"We put ourselves in that position so we got no other alternative but show up and compete," Brown said. "I've been with these guys for two years, and they don't disappoint me in terms of their desire to win and their respect for each other. So this was -- maybe that helped us make some three-pointers."
The Pistons matched their total for three-pointers in first five games of this series with eight three-pointers in Game 6. The Pistons were 8 of 17 (47.1 percent) from beyond the three-point line, while the Spurs were 8 for 28 (28.6 percent).
The last two games of this series have provided all of the drama that had been lacking for much of the first four. Game 6 featured 23 lead changes and 11 ties. The teams weren't separated by more than three points for an 18:46 stretch of the second and third quarter.

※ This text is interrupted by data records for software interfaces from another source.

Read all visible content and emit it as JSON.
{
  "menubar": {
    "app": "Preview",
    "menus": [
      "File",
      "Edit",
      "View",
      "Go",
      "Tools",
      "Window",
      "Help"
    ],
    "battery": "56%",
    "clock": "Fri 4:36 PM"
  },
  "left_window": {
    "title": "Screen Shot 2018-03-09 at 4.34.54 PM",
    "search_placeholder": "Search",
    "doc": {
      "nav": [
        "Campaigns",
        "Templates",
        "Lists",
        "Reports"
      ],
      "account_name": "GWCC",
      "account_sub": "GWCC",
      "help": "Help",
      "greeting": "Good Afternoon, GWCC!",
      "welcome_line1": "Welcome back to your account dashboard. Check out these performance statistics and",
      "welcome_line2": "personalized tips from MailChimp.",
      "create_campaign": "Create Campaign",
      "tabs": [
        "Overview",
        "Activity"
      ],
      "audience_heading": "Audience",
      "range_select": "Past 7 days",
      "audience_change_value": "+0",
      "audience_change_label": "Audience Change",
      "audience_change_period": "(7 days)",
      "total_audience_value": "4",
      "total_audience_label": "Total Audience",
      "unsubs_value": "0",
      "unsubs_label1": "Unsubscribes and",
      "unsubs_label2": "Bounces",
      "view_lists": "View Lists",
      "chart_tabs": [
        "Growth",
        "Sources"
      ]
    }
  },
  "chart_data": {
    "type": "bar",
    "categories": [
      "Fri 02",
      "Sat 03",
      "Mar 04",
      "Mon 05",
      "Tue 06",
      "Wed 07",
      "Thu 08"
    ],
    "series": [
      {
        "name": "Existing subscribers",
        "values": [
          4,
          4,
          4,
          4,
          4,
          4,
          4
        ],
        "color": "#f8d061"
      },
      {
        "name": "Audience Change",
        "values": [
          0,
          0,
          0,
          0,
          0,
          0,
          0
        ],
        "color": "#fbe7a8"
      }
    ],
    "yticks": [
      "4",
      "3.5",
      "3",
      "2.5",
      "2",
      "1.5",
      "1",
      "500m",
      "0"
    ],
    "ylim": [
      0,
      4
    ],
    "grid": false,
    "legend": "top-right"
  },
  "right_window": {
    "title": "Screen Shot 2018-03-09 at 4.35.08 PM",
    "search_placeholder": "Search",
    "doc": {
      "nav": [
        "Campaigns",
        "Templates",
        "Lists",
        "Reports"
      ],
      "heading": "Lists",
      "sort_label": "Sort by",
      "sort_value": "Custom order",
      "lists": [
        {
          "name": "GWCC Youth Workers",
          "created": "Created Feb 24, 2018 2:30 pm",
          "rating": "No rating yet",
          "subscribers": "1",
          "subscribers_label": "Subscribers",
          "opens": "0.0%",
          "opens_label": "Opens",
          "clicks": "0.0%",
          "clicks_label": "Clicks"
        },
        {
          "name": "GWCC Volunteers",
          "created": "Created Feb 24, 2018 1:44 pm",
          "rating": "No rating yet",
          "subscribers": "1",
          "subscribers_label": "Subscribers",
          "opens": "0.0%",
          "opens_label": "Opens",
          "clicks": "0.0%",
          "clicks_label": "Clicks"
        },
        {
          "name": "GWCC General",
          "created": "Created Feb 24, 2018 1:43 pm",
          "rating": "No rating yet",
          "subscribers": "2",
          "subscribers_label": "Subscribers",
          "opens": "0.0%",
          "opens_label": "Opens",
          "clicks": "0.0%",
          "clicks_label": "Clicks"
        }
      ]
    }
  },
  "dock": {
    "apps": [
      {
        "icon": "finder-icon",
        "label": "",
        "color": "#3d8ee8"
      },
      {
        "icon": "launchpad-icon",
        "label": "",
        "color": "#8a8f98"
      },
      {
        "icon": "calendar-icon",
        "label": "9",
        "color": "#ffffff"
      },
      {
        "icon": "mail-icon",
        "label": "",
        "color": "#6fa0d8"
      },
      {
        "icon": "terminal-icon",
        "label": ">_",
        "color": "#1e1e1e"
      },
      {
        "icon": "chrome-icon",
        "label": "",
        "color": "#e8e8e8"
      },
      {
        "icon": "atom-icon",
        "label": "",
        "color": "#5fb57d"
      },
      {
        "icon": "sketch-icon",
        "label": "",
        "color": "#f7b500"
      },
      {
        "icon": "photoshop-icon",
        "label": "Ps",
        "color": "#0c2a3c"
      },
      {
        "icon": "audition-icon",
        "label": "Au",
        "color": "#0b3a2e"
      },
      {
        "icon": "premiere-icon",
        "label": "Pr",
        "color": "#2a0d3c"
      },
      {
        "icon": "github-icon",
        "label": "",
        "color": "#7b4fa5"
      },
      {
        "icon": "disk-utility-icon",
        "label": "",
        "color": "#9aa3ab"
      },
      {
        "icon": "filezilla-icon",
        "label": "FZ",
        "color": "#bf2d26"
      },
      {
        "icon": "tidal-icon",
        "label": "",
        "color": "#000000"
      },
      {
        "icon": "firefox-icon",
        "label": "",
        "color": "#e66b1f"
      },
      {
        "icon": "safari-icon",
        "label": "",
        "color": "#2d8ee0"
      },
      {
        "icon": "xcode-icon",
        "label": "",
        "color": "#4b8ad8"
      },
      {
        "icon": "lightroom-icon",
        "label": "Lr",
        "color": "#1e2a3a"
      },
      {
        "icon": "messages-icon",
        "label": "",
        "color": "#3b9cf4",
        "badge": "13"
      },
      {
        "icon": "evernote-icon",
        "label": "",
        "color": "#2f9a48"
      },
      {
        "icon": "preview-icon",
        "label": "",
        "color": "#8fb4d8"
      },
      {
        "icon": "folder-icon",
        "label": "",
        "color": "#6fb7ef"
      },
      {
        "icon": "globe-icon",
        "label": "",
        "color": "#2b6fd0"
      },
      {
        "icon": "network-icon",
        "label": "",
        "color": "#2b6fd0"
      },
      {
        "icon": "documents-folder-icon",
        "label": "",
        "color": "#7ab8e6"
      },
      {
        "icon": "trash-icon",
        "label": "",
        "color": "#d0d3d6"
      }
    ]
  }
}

This had been the stepchild series that never could get its own spotlight, with periphery stories such as labor talks and Phil Jackson's return to the Los Angeles Lakers taking away from the actual games. And with four consecutive blowouts to start and declining ratings for ABC. But even after the Spurs and Pistons provided a great Game 5 -- the league announced a new labor agreement before tip-off Tuesday night. But all of that can be put to rest, because this series has outlasted all of that. Game 7 is Thursday.